Photoimmunotherapy (PIT) that uses a near-infrared (NIR) dye conjugated to monoclonal antibodies (mABs) that target epidermal growth factor receptors (EGFR) is a new type of molecular-targeted cancer therapy that appears to offer considerable promise.
Research by Makoto Mitusnaga and colleagues from the Molecular Imaging Program at the National Cancer Institute (NCI) was published recently in Nature Medicine.
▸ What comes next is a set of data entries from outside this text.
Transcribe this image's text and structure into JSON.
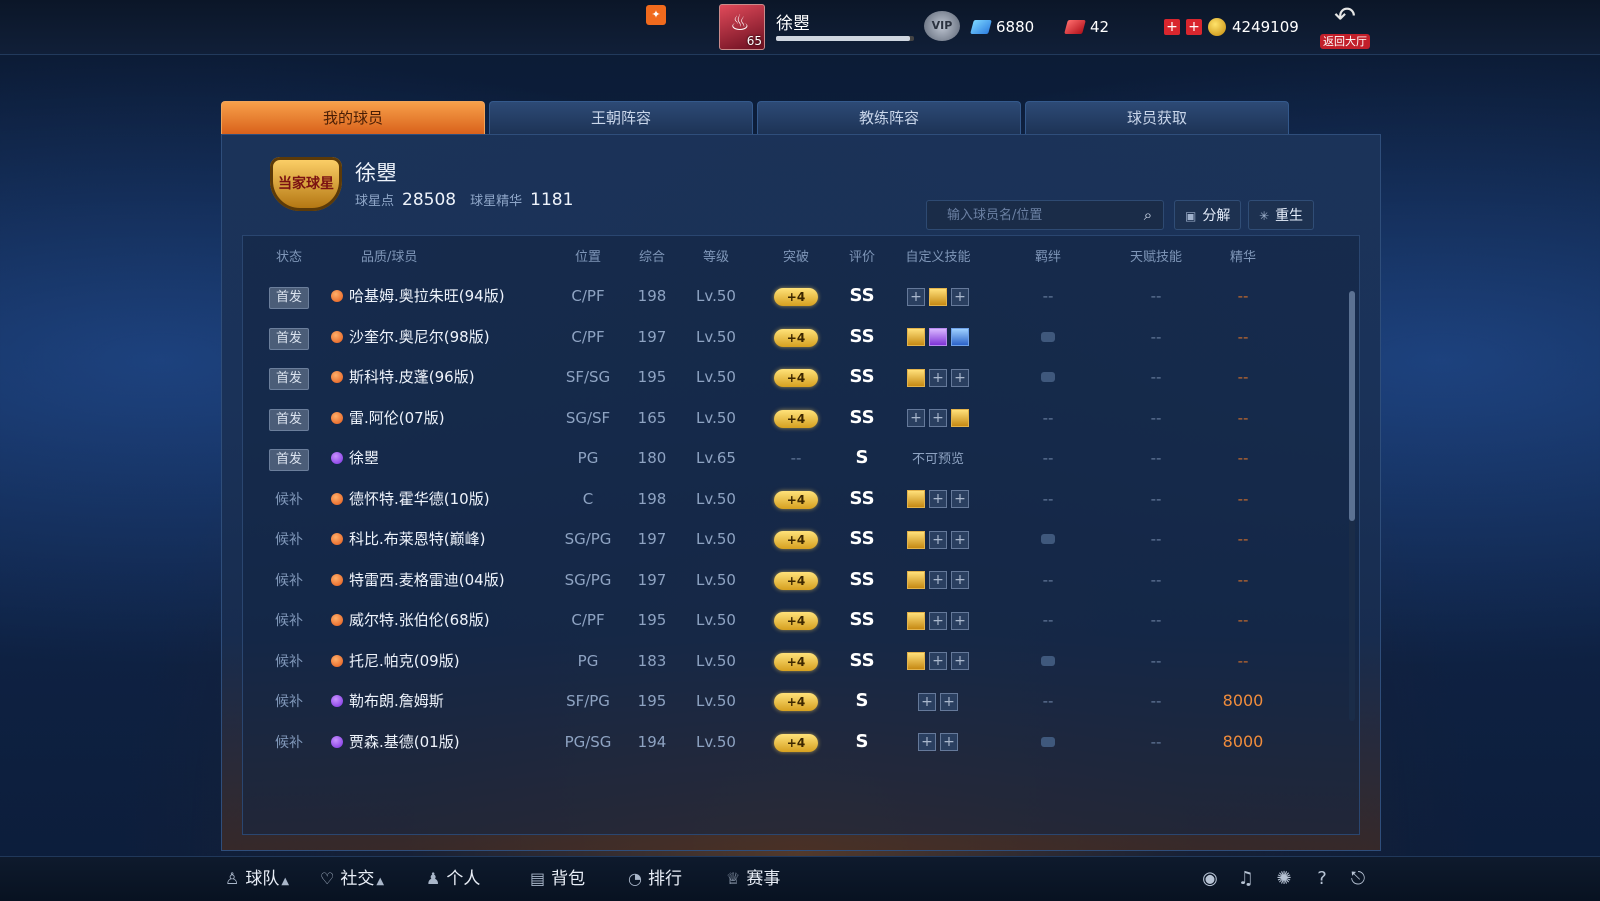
{
  "topbar": {
    "player_level": "65",
    "player_name": "徐瞾",
    "exp_fraction": 0.97,
    "vip_label": "VIP",
    "diamonds": "6880",
    "tickets": "42",
    "coins": "4249109",
    "back_label": "返回大厅"
  },
  "tabs": [
    "我的球员",
    "王朝阵容",
    "教练阵容",
    "球员获取"
  ],
  "profile": {
    "badge_text": "当家球星",
    "name": "徐瞾",
    "points_label": "球星点",
    "points": "28508",
    "essence_label": "球星精华",
    "essence": "1181"
  },
  "toolbar": {
    "search_placeholder": "输入球员名/位置",
    "decompose_label": "分解",
    "rebirth_label": "重生"
  },
  "table": {
    "headers": {
      "status": "状态",
      "name": "品质/球员",
      "pos": "位置",
      "ovr": "综合",
      "lv": "等级",
      "brk": "突破",
      "rate": "评价",
      "skill": "自定义技能",
      "bond": "羁绊",
      "talent": "天赋技能",
      "ess": "精华"
    },
    "rows": [
      {
        "status": "首发",
        "starter": true,
        "quality": "orange",
        "name": "哈基姆.奥拉朱旺(94版)",
        "pos": "C/PF",
        "ovr": "198",
        "lv": "Lv.50",
        "brk": "+4",
        "rate": "SS",
        "skills": [
          "plain",
          "gold",
          "plain"
        ],
        "bond": "--",
        "talent": "--",
        "ess": "--"
      },
      {
        "status": "首发",
        "starter": true,
        "quality": "orange",
        "name": "沙奎尔.奥尼尔(98版)",
        "pos": "C/PF",
        "ovr": "197",
        "lv": "Lv.50",
        "brk": "+4",
        "rate": "SS",
        "skills": [
          "gold",
          "purple",
          "blue"
        ],
        "bond": "icon",
        "talent": "--",
        "ess": "--"
      },
      {
        "status": "首发",
        "starter": true,
        "quality": "orange",
        "name": "斯科特.皮蓬(96版)",
        "pos": "SF/SG",
        "ovr": "195",
        "lv": "Lv.50",
        "brk": "+4",
        "rate": "SS",
        "skills": [
          "gold",
          "plain",
          "plain"
        ],
        "bond": "icon",
        "talent": "--",
        "ess": "--"
      },
      {
        "status": "首发",
        "starter": true,
        "quality": "orange",
        "name": "雷.阿伦(07版)",
        "pos": "SG/SF",
        "ovr": "165",
        "lv": "Lv.50",
        "brk": "+4",
        "rate": "SS",
        "skills": [
          "plain",
          "plain",
          "gold"
        ],
        "bond": "--",
        "talent": "--",
        "ess": "--"
      },
      {
        "status": "首发",
        "starter": true,
        "quality": "purple",
        "name": "徐瞾",
        "pos": "PG",
        "ovr": "180",
        "lv": "Lv.65",
        "brk": "--",
        "rate": "S",
        "skills": "不可预览",
        "bond": "--",
        "talent": "--",
        "ess": "--"
      },
      {
        "status": "候补",
        "starter": false,
        "quality": "orange",
        "name": "德怀特.霍华德(10版)",
        "pos": "C",
        "ovr": "198",
        "lv": "Lv.50",
        "brk": "+4",
        "rate": "SS",
        "skills": [
          "gold",
          "plain",
          "plain"
        ],
        "bond": "--",
        "talent": "--",
        "ess": "--"
      },
      {
        "status": "候补",
        "starter": false,
        "quality": "orange",
        "name": "科比.布莱恩特(巅峰)",
        "pos": "SG/PG",
        "ovr": "197",
        "lv": "Lv.50",
        "brk": "+4",
        "rate": "SS",
        "skills": [
          "gold",
          "plain",
          "plain"
        ],
        "bond": "icon",
        "talent": "--",
        "ess": "--"
      },
      {
        "status": "候补",
        "starter": false,
        "quality": "orange",
        "name": "特雷西.麦格雷迪(04版)",
        "pos": "SG/PG",
        "ovr": "197",
        "lv": "Lv.50",
        "brk": "+4",
        "rate": "SS",
        "skills": [
          "gold",
          "plain",
          "plain"
        ],
        "bond": "--",
        "talent": "--",
        "ess": "--"
      },
      {
        "status": "候补",
        "starter": false,
        "quality": "orange",
        "name": "威尔特.张伯伦(68版)",
        "pos": "C/PF",
        "ovr": "195",
        "lv": "Lv.50",
        "brk": "+4",
        "rate": "SS",
        "skills": [
          "gold",
          "plain",
          "plain"
        ],
        "bond": "--",
        "talent": "--",
        "ess": "--"
      },
      {
        "status": "候补",
        "starter": false,
        "quality": "orange",
        "name": "托尼.帕克(09版)",
        "pos": "PG",
        "ovr": "183",
        "lv": "Lv.50",
        "brk": "+4",
        "rate": "SS",
        "skills": [
          "gold",
          "plain",
          "plain"
        ],
        "bond": "icon",
        "talent": "--",
        "ess": "--"
      },
      {
        "status": "候补",
        "starter": false,
        "quality": "purple",
        "name": "勒布朗.詹姆斯",
        "pos": "SF/PG",
        "ovr": "195",
        "lv": "Lv.50",
        "brk": "+4",
        "rate": "S",
        "skills": [
          "plain",
          "plain"
        ],
        "bond": "--",
        "talent": "--",
        "ess": "8000"
      },
      {
        "status": "候补",
        "starter": false,
        "quality": "purple",
        "name": "贾森.基德(01版)",
        "pos": "PG/SG",
        "ovr": "194",
        "lv": "Lv.50",
        "brk": "+4",
        "rate": "S",
        "skills": [
          "plain",
          "plain"
        ],
        "bond": "icon",
        "talent": "--",
        "ess": "8000"
      }
    ]
  },
  "bottomnav": [
    "球队",
    "社交",
    "个人",
    "背包",
    "排行",
    "赛事"
  ],
  "colors": {
    "tab_active": "#e07a2c",
    "essence_value": "#f08c3c",
    "break_pill": "#f2c94c"
  }
}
This paper is well worth reading if you have an interest in this area.
The NCI researchers developed a:
“mAb-based photosensitizer that is activated by NIR light for targeted PIT only when bound to the target molecule on the cancer cellular membrane.”
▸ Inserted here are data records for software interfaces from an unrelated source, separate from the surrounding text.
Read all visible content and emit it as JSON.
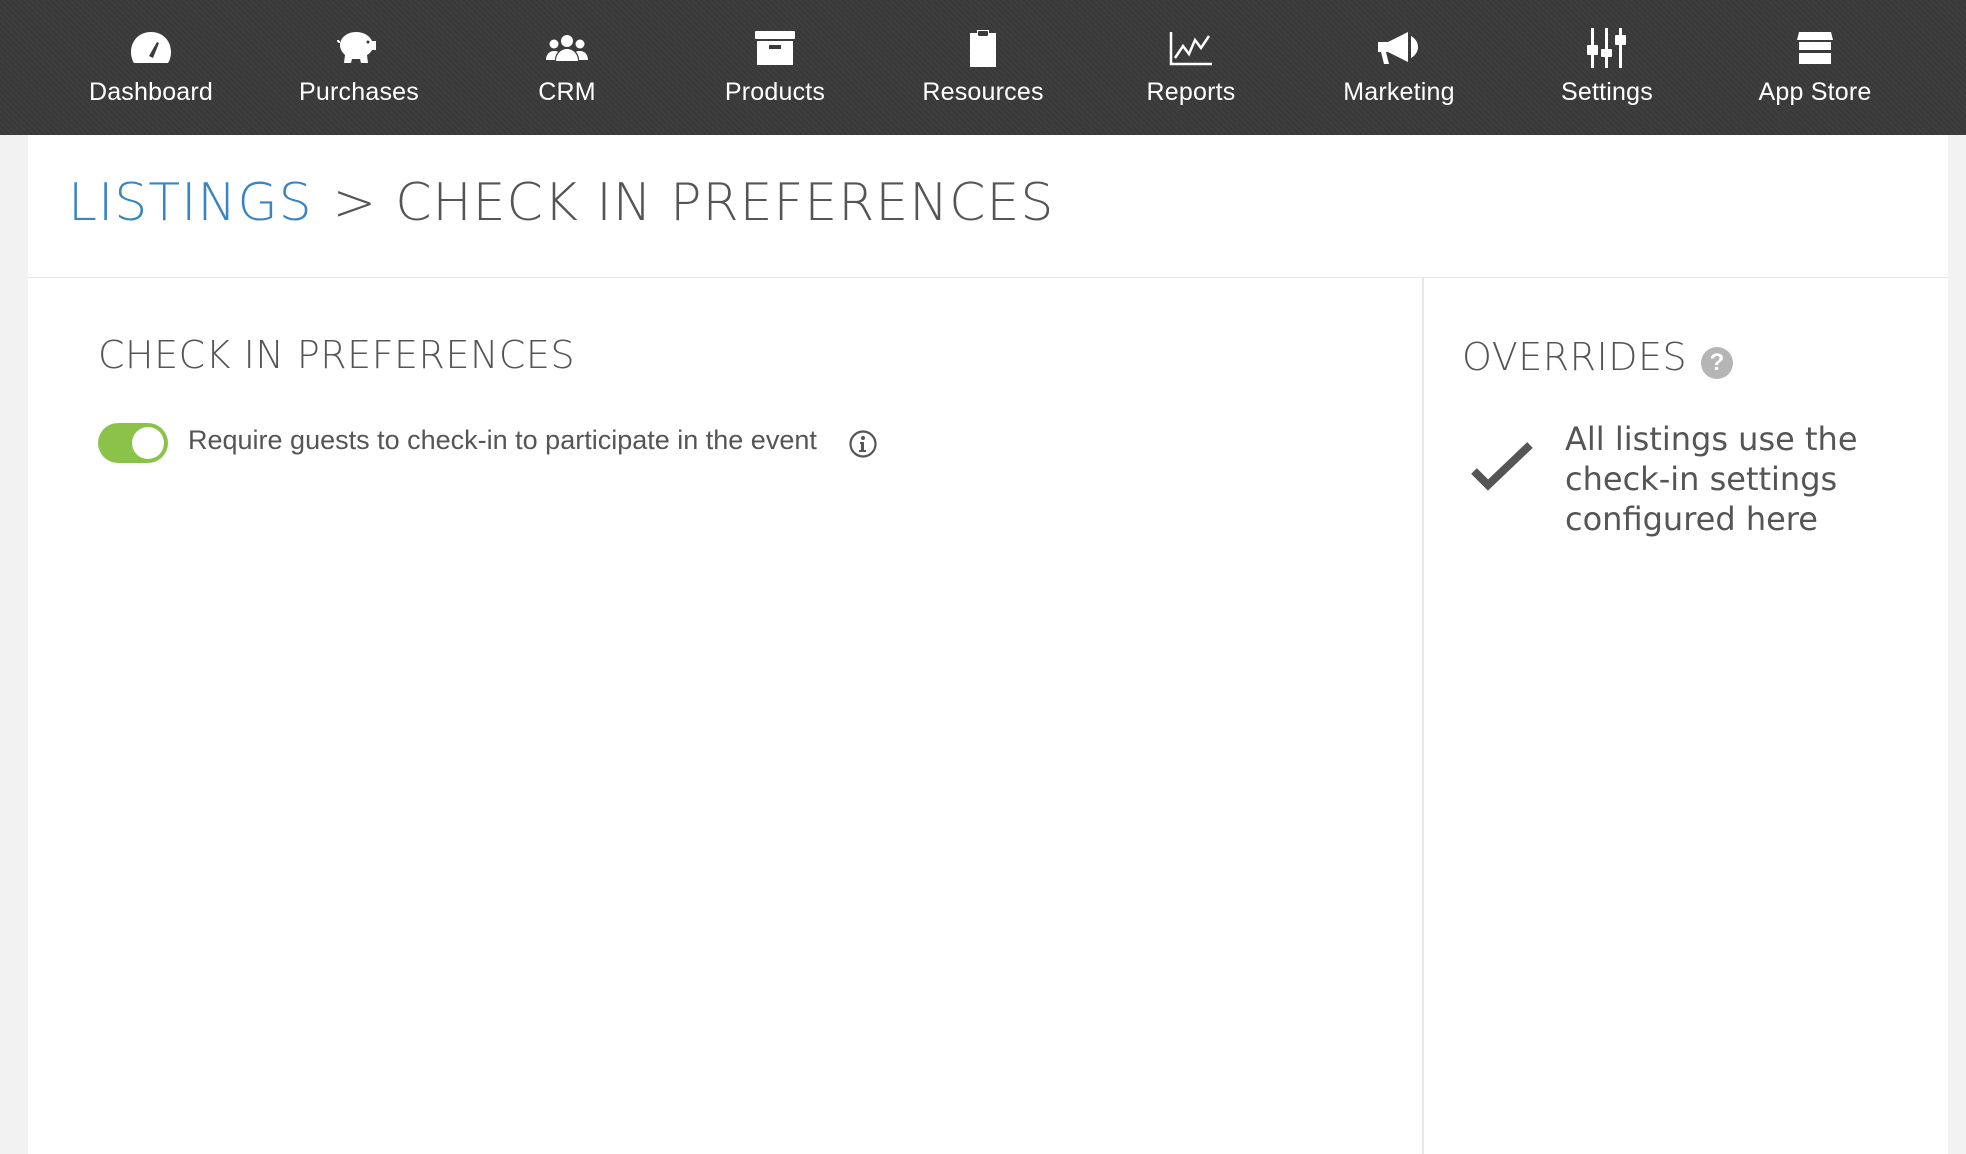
{
  "nav": {
    "items": [
      {
        "label": "Dashboard",
        "icon": "dashboard-gauge-icon"
      },
      {
        "label": "Purchases",
        "icon": "piggy-bank-icon"
      },
      {
        "label": "CRM",
        "icon": "users-group-icon"
      },
      {
        "label": "Products",
        "icon": "archive-box-icon"
      },
      {
        "label": "Resources",
        "icon": "clipboard-icon"
      },
      {
        "label": "Reports",
        "icon": "line-chart-icon"
      },
      {
        "label": "Marketing",
        "icon": "megaphone-icon"
      },
      {
        "label": "Settings",
        "icon": "sliders-icon"
      },
      {
        "label": "App Store",
        "icon": "storefront-icon"
      }
    ]
  },
  "breadcrumb": {
    "parent": "LISTINGS",
    "separator": ">",
    "current": "CHECK IN PREFERENCES"
  },
  "preferences": {
    "title": "CHECK IN PREFERENCES",
    "toggle_label": "Require guests to check-in to participate in the event",
    "toggle_on": true
  },
  "overrides": {
    "title": "OVERRIDES",
    "help": "?",
    "text": "All listings use the check-in settings configured here"
  },
  "colors": {
    "nav_bg": "#3a3a3a",
    "link": "#3a84c0",
    "toggle_on": "#8bc34a",
    "text": "#555555"
  }
}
I think this is exciting research because unlike conventional photodynamic therapy that also damages normal tissue, photoimmunotherapy kills only antibody-bound cancer cells with no normal tissue damage:
“Further, because this agent also emits a diagnostic fluorescence, it can be used to direct the application of light to minimize exposure to nonrelevant tissues and to noninvasively monitor any therapeutic effects of excitation light.”
You can read more in the Nature Medicine paper about this exciting research that may offer an innovative new drug delivery mechanism for targeted cancer therapies.
Mitsunaga, M., Ogawa, M., Kosaka, N., Rosenblum, L., Choyke, P., & Kobayashi, H. (2011). Cancer cell–selective in vivo near infrared photoimmunotherapy targeting specific membrane molecules Nature Medicine DOI: 10.1038/nm.2554